Words related to personableness

the complex of attributes that make a person socially attractive

References in periodicals archive ?
In fact, as I have long been convinced, though every profession is necessary and honourable in its turn, it is only the lot of those who are not obliged to follow any, who can live in a regular way, in the country, choosing their own hours, following their own pursuits, and living on their own property, without the torment of trying for more; it is only their lot, I say, to hold the blessings of health and a good appearance to the utmost: I know- no other set of men but what lose some of their personableness when they cease to be quite young.
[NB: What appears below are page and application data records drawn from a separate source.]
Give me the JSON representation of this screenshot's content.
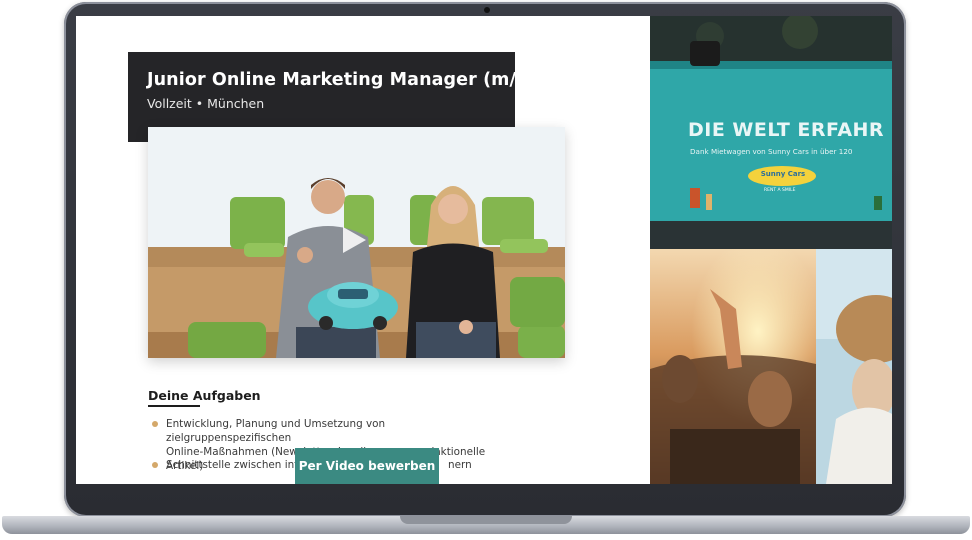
{
  "job": {
    "title": "Junior Online Marketing Manager (m/w/d)",
    "meta": "Vollzeit • München"
  },
  "video": {
    "play_icon": "play-icon"
  },
  "tasks_section": {
    "heading": "Deine Aufgaben",
    "items": [
      {
        "line1": "Entwicklung, Planung und Umsetzung von zielgruppenspezifischen",
        "line2": "Online-Maßnahmen (Newsletter, Landingpages, redaktionelle Artikel)"
      },
      {
        "line1": "Schnittstelle zwischen interne",
        "line1_suffix": "nern"
      }
    ]
  },
  "cta": {
    "label": "Per Video bewerben"
  },
  "gallery": {
    "car_banner_headline": "DIE WELT ERFAHR",
    "car_banner_sub": "Dank Mietwagen von Sunny Cars in über 120",
    "car_logo_text": "Sunny Cars",
    "car_logo_tagline": "RENT A SMILE"
  },
  "colors": {
    "accent": "#3b8a82",
    "title_bg": "#252528",
    "bullet": "#d4a86a"
  }
}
Every NCEW member in attendance has policy differences with the department on one issue or another, but we were all impressed at the professionalism, the personableness, and accessibility of the folks who briefed us.
Personableness alone could not have carried him, although in times of trouble it has been his saving grace.
Connerley & Rynes, 1997) have suggested that recruiter personableness may be important because it "signals" how the person may be treated if hired or how likely the person is to receive a job offer.
First, they hypothesized that applicants might interpret recruiter behaviours (such as personableness or enthusiasm) as signals of the degree of company interest in them and the likelihood of receiving an eventual offer.
Perceived recruiter counselling behaviours[22] and a combined effect of recruiter personableness, competence and informativeness[23] have been strongly related to interviewees' likelihood of joining the organization.
With varying degrees of success, applicants' perceptions of recruiter characteristics, such as personality (Downs, 1969; Sutton & Carleton, 1962) communication competency (Alderfer & McCord, 1970; Macan & Dipboye, 1990; Rynes, Heneman & Schwab, 1980; Rogers & Sincoff, 1978; Schmitt & Coyle, 1976); empathy (Taylor & Bergman, 1987); thoughtfulness (Harn & Thornton, 1985); trustworthiness and friendliness (Feldman & Arnold, 1987); interest (Turban & Dougherty, 1992); and personableness and informativeness (Harris & Fink, 1989; Liden & Parsons, 1986), have been employed as predictors of postinterview outcomes.
Inextricably tied to a conversational style is the notion that the personableness of a work mirrors the artist.